(Data records)
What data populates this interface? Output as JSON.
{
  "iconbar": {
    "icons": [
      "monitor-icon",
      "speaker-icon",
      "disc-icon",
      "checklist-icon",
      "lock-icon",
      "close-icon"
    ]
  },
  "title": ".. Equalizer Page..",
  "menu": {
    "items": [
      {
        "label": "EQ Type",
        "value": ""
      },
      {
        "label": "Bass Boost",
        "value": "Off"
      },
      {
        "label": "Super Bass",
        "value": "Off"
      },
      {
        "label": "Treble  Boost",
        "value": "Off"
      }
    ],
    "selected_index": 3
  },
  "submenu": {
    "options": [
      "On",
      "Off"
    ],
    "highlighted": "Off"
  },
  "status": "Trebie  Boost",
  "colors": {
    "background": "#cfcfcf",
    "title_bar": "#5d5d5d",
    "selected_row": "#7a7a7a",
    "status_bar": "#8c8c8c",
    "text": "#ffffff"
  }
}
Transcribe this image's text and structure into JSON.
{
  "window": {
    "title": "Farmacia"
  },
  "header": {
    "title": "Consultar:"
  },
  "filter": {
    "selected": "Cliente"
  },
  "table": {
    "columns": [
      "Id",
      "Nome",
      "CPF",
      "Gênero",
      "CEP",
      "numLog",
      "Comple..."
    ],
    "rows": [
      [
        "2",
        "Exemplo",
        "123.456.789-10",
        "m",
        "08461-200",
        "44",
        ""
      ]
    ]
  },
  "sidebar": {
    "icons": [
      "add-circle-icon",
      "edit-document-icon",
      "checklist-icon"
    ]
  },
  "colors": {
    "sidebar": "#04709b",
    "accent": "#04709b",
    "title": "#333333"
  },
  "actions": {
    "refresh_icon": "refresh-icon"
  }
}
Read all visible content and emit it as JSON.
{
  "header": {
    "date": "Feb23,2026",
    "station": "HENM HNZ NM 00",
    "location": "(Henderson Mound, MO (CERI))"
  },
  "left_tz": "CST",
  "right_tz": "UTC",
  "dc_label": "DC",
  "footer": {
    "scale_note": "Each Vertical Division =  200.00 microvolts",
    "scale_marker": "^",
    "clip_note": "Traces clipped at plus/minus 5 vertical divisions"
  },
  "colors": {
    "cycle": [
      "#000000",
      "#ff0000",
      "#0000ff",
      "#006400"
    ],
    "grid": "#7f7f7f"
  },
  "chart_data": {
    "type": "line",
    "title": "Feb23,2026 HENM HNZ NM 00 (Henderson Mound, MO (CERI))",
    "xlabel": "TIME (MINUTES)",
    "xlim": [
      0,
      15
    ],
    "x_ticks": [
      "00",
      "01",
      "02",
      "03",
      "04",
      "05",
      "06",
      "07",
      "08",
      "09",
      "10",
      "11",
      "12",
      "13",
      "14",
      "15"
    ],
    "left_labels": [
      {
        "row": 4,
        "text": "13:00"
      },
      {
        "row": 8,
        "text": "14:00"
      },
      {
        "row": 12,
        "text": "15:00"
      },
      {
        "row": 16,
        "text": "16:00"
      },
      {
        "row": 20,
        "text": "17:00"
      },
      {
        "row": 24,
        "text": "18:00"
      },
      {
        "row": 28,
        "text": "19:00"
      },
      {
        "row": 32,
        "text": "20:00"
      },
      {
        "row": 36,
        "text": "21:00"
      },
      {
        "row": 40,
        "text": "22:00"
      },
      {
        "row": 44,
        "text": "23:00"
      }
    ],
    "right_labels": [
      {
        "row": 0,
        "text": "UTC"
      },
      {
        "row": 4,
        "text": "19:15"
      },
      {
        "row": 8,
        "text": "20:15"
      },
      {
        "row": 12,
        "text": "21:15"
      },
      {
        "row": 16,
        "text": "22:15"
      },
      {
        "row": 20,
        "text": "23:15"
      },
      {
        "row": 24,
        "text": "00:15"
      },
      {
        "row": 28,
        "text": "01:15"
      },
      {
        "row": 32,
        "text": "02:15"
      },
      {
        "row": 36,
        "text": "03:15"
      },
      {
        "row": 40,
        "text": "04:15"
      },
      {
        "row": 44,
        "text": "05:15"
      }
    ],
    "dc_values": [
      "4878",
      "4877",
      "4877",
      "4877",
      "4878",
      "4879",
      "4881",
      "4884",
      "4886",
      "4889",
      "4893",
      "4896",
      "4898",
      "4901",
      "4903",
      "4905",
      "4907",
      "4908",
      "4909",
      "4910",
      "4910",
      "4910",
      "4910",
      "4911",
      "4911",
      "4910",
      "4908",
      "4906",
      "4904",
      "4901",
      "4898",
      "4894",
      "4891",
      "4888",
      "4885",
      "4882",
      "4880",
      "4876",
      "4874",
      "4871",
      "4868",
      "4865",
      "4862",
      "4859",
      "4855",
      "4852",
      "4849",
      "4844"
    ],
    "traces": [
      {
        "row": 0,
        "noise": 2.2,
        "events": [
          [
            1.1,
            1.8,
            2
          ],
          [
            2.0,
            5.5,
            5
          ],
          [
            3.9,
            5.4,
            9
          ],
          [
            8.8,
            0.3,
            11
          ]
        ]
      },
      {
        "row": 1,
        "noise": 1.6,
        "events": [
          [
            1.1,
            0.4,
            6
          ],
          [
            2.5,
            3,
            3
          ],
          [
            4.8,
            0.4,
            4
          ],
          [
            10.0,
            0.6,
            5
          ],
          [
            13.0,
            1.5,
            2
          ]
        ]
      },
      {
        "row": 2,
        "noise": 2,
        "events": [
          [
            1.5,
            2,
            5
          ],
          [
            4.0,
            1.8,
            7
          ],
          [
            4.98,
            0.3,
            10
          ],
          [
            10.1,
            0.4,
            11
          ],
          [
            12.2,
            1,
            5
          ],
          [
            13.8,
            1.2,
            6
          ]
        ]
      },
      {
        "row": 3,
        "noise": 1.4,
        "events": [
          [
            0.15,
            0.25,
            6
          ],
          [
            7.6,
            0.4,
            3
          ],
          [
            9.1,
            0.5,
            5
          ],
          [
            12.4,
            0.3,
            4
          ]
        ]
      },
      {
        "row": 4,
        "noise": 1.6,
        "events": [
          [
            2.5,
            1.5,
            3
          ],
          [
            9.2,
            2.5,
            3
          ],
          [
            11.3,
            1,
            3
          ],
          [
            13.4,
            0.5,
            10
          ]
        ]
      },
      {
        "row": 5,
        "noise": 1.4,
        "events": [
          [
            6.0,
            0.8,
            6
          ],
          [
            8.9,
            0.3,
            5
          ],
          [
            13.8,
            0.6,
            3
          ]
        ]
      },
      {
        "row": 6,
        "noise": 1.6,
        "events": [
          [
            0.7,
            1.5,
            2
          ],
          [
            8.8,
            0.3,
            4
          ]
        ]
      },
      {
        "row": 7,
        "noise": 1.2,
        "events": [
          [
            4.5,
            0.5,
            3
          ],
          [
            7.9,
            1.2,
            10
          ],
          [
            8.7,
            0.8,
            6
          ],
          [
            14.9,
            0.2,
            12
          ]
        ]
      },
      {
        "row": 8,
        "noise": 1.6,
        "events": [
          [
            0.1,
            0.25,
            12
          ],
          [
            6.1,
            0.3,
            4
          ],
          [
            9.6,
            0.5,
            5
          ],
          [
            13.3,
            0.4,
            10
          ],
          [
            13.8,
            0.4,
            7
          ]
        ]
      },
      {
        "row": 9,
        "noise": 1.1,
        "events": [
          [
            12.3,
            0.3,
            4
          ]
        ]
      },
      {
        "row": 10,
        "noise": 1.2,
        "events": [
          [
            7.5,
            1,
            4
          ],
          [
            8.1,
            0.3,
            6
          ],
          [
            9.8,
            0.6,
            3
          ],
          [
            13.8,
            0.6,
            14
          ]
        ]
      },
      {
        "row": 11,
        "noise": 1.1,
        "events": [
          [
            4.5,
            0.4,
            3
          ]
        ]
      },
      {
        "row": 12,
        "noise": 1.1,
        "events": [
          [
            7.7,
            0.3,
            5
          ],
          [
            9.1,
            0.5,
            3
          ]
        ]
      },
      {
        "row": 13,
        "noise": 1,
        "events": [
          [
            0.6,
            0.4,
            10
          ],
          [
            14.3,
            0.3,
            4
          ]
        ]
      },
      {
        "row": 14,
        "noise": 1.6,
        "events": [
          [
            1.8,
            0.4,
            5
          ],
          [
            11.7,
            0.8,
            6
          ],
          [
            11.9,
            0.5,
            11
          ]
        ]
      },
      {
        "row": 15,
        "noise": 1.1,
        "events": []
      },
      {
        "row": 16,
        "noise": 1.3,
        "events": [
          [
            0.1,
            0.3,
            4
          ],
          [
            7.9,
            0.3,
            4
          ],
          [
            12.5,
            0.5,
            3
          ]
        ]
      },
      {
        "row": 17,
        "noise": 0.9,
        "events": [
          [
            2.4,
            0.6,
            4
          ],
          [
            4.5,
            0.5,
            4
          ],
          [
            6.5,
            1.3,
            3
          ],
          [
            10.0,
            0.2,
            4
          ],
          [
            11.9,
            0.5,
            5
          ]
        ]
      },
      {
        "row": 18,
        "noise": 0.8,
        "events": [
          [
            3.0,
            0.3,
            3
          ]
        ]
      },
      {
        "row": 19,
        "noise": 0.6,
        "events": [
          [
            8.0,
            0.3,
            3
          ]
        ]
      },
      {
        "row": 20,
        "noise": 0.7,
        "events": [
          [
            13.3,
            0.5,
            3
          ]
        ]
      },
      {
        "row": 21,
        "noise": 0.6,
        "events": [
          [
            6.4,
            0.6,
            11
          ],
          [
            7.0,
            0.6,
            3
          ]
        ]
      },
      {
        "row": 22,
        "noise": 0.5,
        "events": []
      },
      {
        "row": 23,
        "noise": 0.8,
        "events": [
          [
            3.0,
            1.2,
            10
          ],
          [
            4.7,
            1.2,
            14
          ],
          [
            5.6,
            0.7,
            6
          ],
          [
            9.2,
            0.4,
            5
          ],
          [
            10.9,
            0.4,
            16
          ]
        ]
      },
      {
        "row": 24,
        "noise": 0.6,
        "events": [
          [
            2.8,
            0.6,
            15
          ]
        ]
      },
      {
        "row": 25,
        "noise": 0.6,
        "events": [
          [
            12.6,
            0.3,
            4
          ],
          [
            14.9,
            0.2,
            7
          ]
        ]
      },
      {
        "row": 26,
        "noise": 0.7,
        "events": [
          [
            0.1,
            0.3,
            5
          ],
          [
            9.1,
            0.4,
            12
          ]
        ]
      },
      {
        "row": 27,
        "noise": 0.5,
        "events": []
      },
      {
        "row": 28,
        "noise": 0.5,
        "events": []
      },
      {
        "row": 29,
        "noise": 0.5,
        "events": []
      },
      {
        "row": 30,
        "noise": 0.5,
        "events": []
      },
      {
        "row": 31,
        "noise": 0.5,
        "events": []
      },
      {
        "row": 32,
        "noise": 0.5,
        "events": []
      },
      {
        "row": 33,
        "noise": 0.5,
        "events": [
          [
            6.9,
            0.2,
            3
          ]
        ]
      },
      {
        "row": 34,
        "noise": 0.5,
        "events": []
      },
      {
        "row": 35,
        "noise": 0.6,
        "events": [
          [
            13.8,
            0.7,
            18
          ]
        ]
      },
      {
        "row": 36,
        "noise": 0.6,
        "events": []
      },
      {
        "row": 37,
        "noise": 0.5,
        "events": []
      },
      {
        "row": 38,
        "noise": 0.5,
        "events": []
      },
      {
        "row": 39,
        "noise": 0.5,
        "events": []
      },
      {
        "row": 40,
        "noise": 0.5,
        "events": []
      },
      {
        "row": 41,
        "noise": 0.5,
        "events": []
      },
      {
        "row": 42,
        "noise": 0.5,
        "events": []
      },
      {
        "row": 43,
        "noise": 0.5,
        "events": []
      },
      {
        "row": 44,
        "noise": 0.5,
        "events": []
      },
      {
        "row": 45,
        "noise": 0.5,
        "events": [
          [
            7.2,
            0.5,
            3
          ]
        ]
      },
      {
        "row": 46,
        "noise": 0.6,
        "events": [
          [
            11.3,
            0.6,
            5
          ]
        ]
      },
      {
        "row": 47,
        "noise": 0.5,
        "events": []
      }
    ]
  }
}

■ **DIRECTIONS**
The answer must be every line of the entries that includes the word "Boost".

■ **ANSWER SECTION**
        "label": "Bass Boost",
        "label": "Treble  Boost",
  "status": "Trebie  Boost",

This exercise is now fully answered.